After an exploration of the curious events at the Hampshire estate of Hinton Ampner, Clarke introduces us to the large household of the Reverend Samuel Wesley in the rectory at Epworth. Plagued by a spirit that the family eventually named “Old Jeffrey,” this household would eventually produce the Methodist movement lead by the Reverend Wesley’s son, John, with the aid of his brother, Charles. This brief, albeit well-documented case was even commented upon by poets Samuel Taylor Coleridge and Robert Southey and its queer details have since elicited modern study. It is also necessary to note that John Wesley would spend a few years ministering in the Georgia colony. A statue of the earnest Wesley now presides over passing ghost tours in Savannah’s Reynolds Square.

Of course, no introduction to British ghost-hunting would be complete without an introduction to a similar family in Essex, in an old rectory called Borley. The family of the Reverend Bull was plagued by spiritual activity that attracted the attention of an early paranormal investigator, Harry Price. His examinations into the home and its legendary history would attract worldwide fascination and skepticism.

As Clarke deftly traces the branches and twigs of ghost-hunting’s British line, he weaves together the famous, the infamous, and a host of curious laity into a legion of ghost-hunters. This family is bound by late night ghost stories exchanged in country parsonages and the palaces of the aristocracy, amateur scholars inquiring of the haunted in dusty volumes, and creepy séances held in the parlors of London. It’s a magical web of spiritual study that existed until the world’s skepticism was aroused, and this web of inquiry was forced underground. Public interest in spiritual study still rears its head, more recently through the vein of popular culture.

Sadly, Clarke’s book only explores the world of ghost hunting from a British perspective. America in and of itself has a rich history steeped in the paranormal and since the 19th century has been at the forefront of spiritual study.
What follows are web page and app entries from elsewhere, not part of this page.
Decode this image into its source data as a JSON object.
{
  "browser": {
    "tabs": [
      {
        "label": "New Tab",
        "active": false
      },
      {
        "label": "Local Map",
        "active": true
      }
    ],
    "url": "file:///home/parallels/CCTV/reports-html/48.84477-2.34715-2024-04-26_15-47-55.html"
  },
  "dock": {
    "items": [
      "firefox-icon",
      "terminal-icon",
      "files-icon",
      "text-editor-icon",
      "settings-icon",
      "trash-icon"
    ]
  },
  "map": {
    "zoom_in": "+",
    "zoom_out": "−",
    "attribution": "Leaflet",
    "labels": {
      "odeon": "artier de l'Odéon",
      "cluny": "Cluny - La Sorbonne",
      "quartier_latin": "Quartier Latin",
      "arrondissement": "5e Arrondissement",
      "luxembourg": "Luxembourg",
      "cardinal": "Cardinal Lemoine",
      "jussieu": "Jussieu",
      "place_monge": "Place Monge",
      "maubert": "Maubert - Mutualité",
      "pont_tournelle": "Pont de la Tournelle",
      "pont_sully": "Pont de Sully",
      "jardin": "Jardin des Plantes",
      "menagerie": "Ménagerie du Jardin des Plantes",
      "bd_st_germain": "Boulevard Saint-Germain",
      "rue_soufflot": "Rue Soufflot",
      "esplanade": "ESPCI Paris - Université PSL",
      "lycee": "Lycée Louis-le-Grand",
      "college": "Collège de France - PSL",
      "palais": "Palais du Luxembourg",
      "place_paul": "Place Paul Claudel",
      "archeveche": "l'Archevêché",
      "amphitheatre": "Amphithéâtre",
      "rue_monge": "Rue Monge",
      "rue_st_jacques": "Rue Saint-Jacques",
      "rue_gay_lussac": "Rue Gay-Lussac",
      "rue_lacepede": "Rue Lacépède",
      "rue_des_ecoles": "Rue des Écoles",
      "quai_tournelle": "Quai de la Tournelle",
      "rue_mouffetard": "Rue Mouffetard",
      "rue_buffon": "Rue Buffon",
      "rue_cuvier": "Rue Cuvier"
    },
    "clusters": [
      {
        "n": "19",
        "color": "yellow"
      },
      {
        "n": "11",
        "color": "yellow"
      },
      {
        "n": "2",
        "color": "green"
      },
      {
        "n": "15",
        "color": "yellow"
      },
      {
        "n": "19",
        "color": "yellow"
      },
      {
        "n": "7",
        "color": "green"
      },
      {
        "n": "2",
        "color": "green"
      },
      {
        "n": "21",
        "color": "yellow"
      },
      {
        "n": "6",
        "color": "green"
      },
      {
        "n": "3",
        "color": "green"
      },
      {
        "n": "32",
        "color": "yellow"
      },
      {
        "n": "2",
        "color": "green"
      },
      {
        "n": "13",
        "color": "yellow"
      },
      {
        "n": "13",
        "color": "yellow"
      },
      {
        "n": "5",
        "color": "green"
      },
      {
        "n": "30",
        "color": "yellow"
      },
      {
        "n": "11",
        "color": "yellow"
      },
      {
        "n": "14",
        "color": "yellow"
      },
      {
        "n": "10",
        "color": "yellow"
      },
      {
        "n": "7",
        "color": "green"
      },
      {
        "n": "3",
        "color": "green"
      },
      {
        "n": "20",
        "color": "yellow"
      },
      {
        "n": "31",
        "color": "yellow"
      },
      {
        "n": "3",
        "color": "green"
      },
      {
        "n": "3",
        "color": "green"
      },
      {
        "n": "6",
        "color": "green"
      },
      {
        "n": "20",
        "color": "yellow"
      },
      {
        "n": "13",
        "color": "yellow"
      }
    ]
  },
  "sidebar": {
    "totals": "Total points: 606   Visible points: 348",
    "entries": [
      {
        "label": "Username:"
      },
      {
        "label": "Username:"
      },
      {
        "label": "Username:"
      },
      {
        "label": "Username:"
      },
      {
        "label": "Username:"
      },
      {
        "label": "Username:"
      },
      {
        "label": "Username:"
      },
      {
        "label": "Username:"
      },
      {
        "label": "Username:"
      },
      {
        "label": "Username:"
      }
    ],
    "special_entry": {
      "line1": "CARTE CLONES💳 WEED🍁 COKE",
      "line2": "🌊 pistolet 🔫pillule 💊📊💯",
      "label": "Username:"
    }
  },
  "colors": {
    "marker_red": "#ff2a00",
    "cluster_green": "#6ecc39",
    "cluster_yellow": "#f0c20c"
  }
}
Notable instances in America’s contribution to this venerable lineage include the Bell Witch case in Tennessee; the fascination with spiritualism held by Mary Todd Lincoln and the séances she conducted in the White House; the Surrency Poltergeist in Georgia; the Fox sisters and their spiritual communications; the Spiritualist movement of the 1920s; the creation of Cassadaga, a mecca for mediums in Florida; Sarah Winchester and her mystery house; and Louisiana’s Myrtles Plantation, America’s Borley Rectory. However, the remnants of Puritanism and the criticism of the validity of the field throughout the nation have done much to suppress in-depth studies.

This book provides a detailed and entertaining exploration of British ghost-hunting. If I were teaching classes about the paranormal, this book would be first on the list of assigned reading. I imagine that eventually this will be counted among the foundational books in paranormal literature. It will certainly hold a prized place on my bookshelf.

Thanks to St. Martin’s Press, I’m offering a single copy of this book to one lucky reader. To enter, please comment on this post with your favorite entry in this blog. I’ll put all of the names in a hat and select one to receive a copy of this marvelous book. This giveaway will end November 4th.


2 Replies to “A Venerable Lineage—Review of Roger Clarke’s Ghosts”

  1. I've enjoyed every one of the entries on this blog, but I was especially moved by the recent "Feeling Umbrage for the Upstate-South Carolina," despite the fact that it wasn't just about a haunted location in particular. I loved it because it discussed the main reason I started my OWN blog, lol. I was sick of seeing a copy and paste job of the Shadowlands Index everywhere. I was sick of just how historically inaccurate and outdated those entries were, yet they were taken as gospel in the paranormal community. To combat that, I wanted to provide a more comprehensive list with more data and links for further research. I have a long way to go, but that was my inspiration; I'm thrilled I'm not the only one who feels that way.

Comments are closed.